In May 2018, the Scottish Government introduced legislation (Minimum Unit Pricing - MUP) to set a minimum price of 50 pence per unit of alcohol (10 ml or 8 g of pure alcohol). The policy was intended to have an impact mainly on low-cost high-grade spirits and to reduce alcohol consumption among heavy drinkers. Previous studies indicate that the introduction of this policy reduced alcohol sales by 3%, with further research suggesting that the greatest reductions occurred in households that purchased the most alcohol. However, no previous study has examined whether this policy has led to a reduction in alcohol-specific deaths and hospitalisations nationally in Scotland.
Scotland has the highest alcohol-related mortality rate in the UK, and those living in the most socio-economically disadvantaged areas in Scotland experience mortality rates more than five times higher than those living in the least disadvantaged areas. The minimum unit price policy aims to address this inequality by reducing alcohol consumption, and thus health damage, in heavy drinkers who tend to buy the cheapest alcohol.

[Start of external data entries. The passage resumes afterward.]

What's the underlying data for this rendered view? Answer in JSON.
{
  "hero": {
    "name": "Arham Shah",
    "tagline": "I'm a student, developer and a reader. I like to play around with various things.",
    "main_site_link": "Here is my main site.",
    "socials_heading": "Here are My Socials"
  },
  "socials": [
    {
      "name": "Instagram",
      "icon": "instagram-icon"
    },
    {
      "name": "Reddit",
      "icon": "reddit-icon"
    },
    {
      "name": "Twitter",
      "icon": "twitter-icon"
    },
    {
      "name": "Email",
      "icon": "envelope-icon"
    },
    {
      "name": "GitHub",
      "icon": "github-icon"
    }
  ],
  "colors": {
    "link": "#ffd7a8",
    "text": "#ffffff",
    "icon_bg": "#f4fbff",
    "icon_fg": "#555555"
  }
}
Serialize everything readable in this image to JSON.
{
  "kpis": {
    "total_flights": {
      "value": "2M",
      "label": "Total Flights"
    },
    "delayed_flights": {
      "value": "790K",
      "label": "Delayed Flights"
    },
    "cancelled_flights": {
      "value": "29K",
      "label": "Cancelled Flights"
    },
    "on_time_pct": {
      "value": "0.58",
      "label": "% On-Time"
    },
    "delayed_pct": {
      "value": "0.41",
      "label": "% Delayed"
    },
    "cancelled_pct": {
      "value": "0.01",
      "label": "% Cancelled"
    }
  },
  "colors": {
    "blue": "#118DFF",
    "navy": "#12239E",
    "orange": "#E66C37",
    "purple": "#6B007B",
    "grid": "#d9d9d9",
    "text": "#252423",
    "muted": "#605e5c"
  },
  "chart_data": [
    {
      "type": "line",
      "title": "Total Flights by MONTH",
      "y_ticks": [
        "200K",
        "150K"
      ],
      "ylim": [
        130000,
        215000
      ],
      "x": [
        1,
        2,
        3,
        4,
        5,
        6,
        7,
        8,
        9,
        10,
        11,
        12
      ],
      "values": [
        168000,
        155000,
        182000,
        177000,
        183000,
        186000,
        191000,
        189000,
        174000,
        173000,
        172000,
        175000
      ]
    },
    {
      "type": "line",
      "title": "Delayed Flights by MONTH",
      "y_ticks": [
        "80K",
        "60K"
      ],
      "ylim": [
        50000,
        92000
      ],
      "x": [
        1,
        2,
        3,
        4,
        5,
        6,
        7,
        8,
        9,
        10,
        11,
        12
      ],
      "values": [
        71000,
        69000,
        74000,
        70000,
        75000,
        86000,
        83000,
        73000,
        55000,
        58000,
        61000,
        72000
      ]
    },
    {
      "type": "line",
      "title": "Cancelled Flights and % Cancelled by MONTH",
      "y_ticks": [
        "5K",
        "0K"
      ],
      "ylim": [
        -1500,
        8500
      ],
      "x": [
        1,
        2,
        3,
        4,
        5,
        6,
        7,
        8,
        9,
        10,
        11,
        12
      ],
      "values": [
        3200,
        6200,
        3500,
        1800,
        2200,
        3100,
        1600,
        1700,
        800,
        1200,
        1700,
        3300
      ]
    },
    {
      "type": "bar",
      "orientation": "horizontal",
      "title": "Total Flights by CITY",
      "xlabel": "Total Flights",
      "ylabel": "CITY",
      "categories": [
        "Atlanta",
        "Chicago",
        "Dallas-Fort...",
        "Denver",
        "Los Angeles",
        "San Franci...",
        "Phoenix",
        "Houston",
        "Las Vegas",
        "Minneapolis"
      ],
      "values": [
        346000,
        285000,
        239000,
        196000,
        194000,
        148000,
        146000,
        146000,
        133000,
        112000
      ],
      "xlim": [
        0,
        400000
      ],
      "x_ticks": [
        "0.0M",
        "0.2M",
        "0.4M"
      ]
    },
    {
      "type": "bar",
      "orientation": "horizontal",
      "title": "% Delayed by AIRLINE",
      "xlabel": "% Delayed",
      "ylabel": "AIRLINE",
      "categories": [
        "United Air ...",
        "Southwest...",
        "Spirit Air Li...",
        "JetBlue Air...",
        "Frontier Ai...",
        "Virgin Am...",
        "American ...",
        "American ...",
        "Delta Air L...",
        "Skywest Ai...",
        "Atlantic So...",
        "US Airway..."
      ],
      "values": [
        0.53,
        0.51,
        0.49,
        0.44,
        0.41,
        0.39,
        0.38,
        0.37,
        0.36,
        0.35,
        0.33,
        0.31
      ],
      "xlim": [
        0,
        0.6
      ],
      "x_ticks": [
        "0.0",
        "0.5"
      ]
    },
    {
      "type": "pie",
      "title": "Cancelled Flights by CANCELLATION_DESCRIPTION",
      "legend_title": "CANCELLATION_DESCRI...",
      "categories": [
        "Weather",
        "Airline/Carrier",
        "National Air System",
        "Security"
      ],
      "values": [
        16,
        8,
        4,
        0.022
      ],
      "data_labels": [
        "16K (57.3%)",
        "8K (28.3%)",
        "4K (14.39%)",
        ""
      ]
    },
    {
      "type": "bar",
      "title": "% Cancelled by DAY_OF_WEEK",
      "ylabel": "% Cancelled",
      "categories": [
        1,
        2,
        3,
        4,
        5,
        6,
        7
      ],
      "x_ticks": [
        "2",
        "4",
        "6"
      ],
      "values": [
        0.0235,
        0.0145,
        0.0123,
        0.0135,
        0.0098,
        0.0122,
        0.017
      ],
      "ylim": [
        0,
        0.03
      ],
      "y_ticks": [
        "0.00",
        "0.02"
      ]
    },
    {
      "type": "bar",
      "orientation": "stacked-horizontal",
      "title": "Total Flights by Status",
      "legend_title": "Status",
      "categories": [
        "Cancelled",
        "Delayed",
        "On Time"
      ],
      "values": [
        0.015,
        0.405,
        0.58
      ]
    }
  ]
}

The results of the study indicate that the policy is having a positive impact on public health: its implementation is associated with fewer alcohol-related deaths in men and those living in the 40% most deprived areas of Scotland who die disproportionately from alcohol-related harm.
The researchers acquired information on alcohol-specific deaths and hospitalisations from Scottish and English databases before the introduction of the MUP legislation (January 2012 to April 2018) and two years and eight months later (May 2018 to December 2020). Data from England were used to form a control group, as the part of the UK where the legislation was not implemented. The researchers compared the variation in deaths and hospital admissions over the two periods between the two countries, taking into account various other factors, such as the level of government restrictions during the COVID-19 pandemic.
In the two years and eight months since the implementation of the MUP, the new policy has been associated with a 13.4% decrease in alcohol-related deaths, compared to an estimate of what would have occurred in the absence of the MUP legislation. These figures equate to approximately 150 alcohol-related deaths on average each year. Statistically significant reductions in alcohol-related deaths associated with the MUP were observed in those living in the most socio-economically disadvantaged 40% of Scotland.
The study also observed a 4.1% decrease in alcohol-related hospital admissions associated with the new policy, but this was not statistically significant.
The authors suggest that the overall reduction in alcohol-related deaths is due to a decrease in deaths from chronic diseases caused by alcohol consumption. The implementation of MUP was associated with an 11.7% reduction in deaths from alcoholic liver disease and a 23% reduction in deaths from alcohol dependence syndrome.
However, MUP was also associated with an increased rate of deaths and hospitalisations due to short-term conditions caused by alcohol consumption, such as alcohol poisoning, although these results were not statistically significant. The authors make it clear that short-term conditions contribute about 5% of alcohol-related deaths in Scotland and therefore these estimates have a large degree of uncertainty.
Overall, due to the impact of long-term conditions offsetting that of short-term conditions, the study finds a 13% reduction in alcohol-specific deaths associated with the minimum unit price, indicating that the MUP policy has an overall health benefit for Scottish citizens.
Wyper GMA, Mackay DF, Fraser C, Lewsey J, Robinson M, Beeston C, Giles L. Evaluating the impact of alcohol minimum unit pricing on deaths and hospitalisations in Scotland: a controlled interrupted time series study. Lancet. 2023 Mar 20:S0140-6736(23)00497-X. doi: 10.1016/S0140-6736(23)00497-X. Epub ahead of print. PMID: 36963415.